#### [Required action]
In the data below, locate each line with the word "color" and list it.

#### [Data]
※ ※ ※

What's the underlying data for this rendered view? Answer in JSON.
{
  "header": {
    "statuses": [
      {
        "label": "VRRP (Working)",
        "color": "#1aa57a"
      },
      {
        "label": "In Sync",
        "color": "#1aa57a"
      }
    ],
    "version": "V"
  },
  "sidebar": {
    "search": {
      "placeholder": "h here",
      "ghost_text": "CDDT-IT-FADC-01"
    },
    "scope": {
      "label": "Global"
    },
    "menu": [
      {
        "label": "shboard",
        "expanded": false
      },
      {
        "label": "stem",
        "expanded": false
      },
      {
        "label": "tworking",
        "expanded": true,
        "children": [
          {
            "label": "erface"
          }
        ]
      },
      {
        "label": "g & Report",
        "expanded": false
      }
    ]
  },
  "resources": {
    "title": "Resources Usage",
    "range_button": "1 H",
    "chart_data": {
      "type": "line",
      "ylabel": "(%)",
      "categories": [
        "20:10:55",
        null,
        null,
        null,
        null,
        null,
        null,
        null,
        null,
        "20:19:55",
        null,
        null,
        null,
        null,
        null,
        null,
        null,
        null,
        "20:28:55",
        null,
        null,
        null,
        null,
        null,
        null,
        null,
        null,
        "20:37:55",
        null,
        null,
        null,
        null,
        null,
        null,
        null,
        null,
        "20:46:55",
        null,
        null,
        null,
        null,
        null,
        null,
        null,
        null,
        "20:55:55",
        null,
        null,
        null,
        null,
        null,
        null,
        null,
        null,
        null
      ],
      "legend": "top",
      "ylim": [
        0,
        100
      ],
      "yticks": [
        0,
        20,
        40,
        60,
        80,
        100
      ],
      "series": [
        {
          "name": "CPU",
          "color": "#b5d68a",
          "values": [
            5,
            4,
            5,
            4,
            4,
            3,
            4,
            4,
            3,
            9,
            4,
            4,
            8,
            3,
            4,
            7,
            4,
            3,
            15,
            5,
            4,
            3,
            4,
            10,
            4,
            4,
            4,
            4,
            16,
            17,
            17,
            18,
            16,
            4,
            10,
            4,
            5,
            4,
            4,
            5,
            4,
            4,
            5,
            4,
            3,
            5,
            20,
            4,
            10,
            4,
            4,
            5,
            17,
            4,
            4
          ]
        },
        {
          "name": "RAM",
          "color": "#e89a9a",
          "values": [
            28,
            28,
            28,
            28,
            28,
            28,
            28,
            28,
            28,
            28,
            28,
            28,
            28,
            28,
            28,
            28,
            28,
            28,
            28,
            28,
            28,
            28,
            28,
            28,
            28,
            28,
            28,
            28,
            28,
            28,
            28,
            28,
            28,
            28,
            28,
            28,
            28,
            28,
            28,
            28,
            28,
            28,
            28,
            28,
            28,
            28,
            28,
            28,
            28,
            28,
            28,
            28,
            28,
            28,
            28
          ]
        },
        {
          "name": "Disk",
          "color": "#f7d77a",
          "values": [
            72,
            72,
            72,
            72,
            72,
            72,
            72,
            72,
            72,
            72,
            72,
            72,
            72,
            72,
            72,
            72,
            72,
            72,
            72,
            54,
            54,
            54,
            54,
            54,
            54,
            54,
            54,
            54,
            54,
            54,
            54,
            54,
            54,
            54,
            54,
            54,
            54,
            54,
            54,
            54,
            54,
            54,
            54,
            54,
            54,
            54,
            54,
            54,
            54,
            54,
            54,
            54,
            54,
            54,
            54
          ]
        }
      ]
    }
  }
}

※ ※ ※

#### [Completed exercise]
        "color": "#1aa57a"
        "color": "#1aa57a"
          "color": "#b5d68a",
          "color": "#e89a9a",
          "color": "#f7d77a",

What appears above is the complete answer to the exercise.